Your answer must be every line of the data that holds the string "Javascript".

— MATERIAL FOR THIS TASK —
#####

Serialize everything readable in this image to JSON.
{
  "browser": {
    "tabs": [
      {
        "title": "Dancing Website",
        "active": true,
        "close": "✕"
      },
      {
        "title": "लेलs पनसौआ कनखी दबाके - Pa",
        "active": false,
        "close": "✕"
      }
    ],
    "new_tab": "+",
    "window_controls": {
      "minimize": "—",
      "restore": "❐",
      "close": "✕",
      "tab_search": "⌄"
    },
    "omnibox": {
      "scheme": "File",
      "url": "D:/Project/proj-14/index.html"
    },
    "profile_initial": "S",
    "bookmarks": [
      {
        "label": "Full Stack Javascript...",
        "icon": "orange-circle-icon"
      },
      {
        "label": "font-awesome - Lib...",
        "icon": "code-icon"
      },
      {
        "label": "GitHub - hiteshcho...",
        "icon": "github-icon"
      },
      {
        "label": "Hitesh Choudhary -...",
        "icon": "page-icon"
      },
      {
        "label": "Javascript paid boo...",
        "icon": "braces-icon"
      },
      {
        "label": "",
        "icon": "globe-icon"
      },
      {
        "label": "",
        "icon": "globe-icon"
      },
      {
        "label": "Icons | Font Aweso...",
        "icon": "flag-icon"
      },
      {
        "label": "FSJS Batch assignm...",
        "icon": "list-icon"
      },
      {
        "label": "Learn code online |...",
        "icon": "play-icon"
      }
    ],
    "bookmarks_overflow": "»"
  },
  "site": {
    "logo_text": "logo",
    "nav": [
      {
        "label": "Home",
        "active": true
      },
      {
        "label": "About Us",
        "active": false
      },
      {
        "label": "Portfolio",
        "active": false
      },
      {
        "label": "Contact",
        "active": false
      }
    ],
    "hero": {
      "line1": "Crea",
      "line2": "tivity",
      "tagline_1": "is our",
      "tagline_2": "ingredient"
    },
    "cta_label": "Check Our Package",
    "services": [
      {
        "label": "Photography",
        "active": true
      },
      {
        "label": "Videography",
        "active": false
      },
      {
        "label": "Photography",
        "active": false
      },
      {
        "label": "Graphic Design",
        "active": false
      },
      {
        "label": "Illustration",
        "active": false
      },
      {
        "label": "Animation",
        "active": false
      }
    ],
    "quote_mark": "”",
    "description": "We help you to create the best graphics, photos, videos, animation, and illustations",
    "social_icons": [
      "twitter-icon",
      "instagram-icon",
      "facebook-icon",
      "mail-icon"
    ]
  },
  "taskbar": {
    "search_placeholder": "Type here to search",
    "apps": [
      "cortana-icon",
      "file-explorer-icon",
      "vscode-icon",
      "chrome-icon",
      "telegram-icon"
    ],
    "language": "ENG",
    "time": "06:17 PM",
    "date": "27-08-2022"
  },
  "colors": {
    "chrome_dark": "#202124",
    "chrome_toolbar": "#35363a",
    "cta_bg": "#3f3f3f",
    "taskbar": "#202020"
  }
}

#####

— SOLUTION FOR THIS EXERCISE —
        "label": "Full Stack Javascript...",
        "label": "Javascript paid boo...",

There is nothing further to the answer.